Step 3 – Pass the NBCOT Exam

In the United States, the certifying body for all the occupational therapists is NBCOT (National Board for Certification in Occupational Therapy). For national certification (required for state licensing), it is essential for the candidates to pass the NBCOT exam. This exam is available in two forms – in a hard copy version and online exam, with the paper version (costing $540) and the digital version (costing $500). A student can re-attempt the Occupational Therapist Registered exam after a gap of 45 days if s/he fails.

Step 4 – Apply for a State License

Occupational therapists must possess a licensure in their respective state. For this, they need to clear the jurisprudence examination which is conducted to judge their knowledge of the regulations and laws in that state. You can take this exam online.

The prerequisites to get certified in your state are as follows:

  • Submit the requisite fee along with a completed and duly signed application.
  • Request the NBCOT to send Verification of Certification or score report as a proof that you have cleared the OTR examination.
  • To establish that you have completed the requisite education, submit official transcripts.
  • If you have worked as an occupational therapist in other state and currently, have shifted to a new state, you are supposed to provide Verification of Licensure.

Step 5 – License Renewal

In order to keep your OT license active, it is essential to renew it after a certain period of time (as stipulated by your state). You will have to pay the renewal fee for the same.

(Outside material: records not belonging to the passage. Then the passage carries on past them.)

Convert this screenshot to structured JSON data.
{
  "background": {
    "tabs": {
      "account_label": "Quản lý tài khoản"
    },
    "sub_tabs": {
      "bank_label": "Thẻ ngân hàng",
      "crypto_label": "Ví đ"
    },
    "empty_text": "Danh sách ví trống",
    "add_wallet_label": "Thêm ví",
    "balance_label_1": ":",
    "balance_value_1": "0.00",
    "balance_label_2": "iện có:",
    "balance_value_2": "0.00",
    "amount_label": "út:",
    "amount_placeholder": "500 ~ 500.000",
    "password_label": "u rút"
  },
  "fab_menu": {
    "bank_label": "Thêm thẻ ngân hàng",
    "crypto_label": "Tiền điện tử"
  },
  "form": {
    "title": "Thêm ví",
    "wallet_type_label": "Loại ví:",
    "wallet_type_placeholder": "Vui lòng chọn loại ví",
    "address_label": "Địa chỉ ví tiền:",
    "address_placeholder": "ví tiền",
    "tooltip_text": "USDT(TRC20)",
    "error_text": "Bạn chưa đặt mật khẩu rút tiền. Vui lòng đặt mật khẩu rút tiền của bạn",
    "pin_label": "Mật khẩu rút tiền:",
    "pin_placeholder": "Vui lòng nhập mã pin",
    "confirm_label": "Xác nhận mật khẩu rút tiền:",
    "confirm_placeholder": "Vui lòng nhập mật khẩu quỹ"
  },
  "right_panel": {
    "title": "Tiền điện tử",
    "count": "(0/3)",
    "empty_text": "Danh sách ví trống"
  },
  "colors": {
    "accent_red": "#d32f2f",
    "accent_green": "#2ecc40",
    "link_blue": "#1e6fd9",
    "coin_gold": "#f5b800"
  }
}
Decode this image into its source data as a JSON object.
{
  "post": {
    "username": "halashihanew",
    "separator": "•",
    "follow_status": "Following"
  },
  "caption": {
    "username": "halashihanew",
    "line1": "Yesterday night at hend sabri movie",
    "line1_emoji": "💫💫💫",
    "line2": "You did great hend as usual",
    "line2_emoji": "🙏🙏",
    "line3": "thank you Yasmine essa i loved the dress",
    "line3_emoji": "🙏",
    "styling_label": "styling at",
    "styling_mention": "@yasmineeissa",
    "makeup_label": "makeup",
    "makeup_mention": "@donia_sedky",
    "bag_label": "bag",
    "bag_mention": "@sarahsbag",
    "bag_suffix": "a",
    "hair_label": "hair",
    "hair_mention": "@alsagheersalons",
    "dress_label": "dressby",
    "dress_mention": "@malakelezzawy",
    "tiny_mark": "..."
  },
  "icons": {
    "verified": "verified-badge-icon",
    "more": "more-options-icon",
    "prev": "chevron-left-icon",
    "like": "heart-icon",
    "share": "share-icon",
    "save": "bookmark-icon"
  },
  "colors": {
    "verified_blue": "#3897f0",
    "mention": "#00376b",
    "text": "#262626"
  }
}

Some states require the OTs to undergo continuing education of 36 hours for the license renewal.

Skills Required to Become an Occupational Therapist

Candidates who aspire to become an occupational therapist must have the following skills and abilities :-

  • Communication and observational skills
  • Creative and practical skills
  • Evaluation and report writing skills
  • Ability to work as a team
  • Ability to encourage and motivate others
  • Passion, sensitivity, and patience
  • Administering and planning skills
  • Basic computer knowledge
  • Decision-making, judgement, and problem-solving abilities
  • Capability to think out of the ordinary
  • Proficiency to work under pressure
  • Critical thinking